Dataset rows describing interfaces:
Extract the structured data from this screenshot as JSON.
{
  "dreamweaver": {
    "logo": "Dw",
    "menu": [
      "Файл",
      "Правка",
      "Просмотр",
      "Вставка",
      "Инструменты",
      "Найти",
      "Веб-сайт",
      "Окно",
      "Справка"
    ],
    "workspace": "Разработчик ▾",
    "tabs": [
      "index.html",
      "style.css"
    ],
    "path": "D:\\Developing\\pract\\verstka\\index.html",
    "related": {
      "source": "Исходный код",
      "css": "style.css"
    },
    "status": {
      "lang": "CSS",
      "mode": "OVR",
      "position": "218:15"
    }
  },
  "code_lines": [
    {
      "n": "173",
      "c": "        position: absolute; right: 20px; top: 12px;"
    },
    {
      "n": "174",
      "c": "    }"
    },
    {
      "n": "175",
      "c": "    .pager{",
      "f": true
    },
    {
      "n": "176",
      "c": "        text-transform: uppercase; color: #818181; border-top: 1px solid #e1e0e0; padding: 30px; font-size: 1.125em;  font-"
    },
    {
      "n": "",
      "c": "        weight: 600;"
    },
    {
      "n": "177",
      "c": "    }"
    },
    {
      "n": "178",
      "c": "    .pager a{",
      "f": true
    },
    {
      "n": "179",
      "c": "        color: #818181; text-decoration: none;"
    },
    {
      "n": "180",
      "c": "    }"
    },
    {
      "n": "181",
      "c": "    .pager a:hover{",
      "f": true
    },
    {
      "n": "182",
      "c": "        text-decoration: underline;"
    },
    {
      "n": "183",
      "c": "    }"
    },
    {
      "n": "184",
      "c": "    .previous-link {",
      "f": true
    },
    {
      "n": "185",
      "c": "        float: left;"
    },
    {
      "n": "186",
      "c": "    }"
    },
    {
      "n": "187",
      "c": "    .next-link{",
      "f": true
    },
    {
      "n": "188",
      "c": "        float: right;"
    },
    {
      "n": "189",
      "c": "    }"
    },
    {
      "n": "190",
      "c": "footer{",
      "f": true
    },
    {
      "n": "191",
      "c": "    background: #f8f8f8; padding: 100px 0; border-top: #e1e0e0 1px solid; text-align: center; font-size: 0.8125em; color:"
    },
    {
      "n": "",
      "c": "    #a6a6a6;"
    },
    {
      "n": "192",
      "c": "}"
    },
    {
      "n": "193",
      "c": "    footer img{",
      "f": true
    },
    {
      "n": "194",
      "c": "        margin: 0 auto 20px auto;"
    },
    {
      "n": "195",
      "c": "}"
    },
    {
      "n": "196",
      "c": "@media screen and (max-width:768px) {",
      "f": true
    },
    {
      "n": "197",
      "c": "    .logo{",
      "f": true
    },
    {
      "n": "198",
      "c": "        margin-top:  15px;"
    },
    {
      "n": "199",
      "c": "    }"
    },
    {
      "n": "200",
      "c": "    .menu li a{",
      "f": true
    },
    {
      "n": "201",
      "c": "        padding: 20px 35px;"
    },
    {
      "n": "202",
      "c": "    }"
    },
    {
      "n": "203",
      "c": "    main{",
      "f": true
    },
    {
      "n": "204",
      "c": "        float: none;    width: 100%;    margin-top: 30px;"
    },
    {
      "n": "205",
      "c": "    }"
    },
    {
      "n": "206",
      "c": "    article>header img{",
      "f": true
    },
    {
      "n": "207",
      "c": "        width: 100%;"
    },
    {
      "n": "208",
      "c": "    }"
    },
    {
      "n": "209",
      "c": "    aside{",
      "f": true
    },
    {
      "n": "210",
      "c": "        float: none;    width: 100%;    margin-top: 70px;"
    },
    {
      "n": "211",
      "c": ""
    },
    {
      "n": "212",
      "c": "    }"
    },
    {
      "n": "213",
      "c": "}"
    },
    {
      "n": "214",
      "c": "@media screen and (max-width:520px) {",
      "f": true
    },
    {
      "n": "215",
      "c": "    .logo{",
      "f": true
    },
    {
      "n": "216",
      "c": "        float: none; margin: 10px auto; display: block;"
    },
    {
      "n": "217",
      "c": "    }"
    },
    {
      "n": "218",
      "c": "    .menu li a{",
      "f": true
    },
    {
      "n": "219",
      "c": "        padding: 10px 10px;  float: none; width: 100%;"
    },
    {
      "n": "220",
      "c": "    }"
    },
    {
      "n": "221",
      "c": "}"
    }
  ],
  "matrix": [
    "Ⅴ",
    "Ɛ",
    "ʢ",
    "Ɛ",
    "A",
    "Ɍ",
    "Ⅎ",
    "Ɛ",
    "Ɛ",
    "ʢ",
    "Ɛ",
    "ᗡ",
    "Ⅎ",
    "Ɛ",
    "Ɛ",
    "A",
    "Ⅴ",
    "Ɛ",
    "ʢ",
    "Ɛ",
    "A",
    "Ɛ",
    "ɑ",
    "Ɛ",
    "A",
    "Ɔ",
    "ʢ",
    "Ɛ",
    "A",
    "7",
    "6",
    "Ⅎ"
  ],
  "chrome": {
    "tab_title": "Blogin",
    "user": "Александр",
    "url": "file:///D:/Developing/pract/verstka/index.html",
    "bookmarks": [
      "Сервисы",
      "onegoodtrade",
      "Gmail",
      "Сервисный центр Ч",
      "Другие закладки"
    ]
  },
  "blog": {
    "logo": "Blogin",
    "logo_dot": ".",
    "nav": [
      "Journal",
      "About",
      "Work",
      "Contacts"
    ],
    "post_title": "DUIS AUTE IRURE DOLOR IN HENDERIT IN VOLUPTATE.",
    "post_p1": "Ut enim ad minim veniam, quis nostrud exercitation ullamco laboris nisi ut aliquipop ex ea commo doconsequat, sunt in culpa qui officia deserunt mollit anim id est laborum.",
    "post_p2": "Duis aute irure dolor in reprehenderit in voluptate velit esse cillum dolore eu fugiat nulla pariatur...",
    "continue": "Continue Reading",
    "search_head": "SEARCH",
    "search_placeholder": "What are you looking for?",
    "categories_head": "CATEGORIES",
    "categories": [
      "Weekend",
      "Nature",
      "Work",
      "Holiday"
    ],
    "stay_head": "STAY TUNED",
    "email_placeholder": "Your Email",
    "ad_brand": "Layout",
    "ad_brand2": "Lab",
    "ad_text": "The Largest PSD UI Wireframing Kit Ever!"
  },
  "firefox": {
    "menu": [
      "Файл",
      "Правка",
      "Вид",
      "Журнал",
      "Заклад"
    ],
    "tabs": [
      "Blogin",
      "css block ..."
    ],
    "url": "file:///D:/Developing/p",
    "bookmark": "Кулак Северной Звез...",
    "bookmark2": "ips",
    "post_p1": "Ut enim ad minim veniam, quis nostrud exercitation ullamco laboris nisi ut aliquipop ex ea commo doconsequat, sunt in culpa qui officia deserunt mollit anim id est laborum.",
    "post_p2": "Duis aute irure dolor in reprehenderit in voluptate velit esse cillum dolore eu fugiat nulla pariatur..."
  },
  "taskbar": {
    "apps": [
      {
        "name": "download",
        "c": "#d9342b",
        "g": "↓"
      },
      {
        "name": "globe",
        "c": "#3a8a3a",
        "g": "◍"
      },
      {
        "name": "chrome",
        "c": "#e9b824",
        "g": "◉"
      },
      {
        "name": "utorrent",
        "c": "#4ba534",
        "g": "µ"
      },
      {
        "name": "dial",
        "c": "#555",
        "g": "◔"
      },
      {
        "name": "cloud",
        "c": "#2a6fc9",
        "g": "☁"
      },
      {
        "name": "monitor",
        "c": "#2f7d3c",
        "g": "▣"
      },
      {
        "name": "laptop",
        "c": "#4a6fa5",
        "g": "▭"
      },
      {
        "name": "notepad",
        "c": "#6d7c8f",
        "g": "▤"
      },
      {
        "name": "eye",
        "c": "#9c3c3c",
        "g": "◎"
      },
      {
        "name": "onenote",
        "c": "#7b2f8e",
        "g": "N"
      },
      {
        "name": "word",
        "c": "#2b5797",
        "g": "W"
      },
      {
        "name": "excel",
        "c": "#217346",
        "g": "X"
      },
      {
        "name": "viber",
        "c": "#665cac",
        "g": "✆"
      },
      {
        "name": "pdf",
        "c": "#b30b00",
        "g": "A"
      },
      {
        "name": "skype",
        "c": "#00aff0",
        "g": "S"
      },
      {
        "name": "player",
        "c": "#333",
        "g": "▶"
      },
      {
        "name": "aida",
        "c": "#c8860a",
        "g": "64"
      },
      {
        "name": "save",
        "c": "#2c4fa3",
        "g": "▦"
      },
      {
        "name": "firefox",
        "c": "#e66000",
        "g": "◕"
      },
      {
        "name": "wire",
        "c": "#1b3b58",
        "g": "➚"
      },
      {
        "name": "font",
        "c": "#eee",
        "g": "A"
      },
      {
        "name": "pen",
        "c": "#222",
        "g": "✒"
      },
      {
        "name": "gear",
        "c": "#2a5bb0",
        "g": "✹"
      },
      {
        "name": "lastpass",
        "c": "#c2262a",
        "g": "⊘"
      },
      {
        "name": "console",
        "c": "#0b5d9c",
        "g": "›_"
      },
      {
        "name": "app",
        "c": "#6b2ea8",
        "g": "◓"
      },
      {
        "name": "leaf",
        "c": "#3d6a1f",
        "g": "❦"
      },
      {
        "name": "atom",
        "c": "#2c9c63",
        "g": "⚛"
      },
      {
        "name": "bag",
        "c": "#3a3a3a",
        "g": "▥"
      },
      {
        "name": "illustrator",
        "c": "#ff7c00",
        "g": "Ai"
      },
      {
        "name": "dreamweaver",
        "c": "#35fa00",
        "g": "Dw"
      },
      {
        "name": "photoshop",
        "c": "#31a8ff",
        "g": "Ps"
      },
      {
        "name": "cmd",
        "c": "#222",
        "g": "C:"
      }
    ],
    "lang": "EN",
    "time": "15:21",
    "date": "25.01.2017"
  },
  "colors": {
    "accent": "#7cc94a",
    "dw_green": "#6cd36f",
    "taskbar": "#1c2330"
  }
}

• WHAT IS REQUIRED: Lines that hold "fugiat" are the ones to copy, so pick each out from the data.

• EXERCISE OUTPUT:
    "post_p2": "Duis aute irure dolor in reprehenderit in voluptate velit esse cillum dolore eu fugiat nulla pariatur...",
    "post_p2": "Duis aute irure dolor in reprehenderit in voluptate velit esse cillum dolore eu fugiat nulla pariatur..."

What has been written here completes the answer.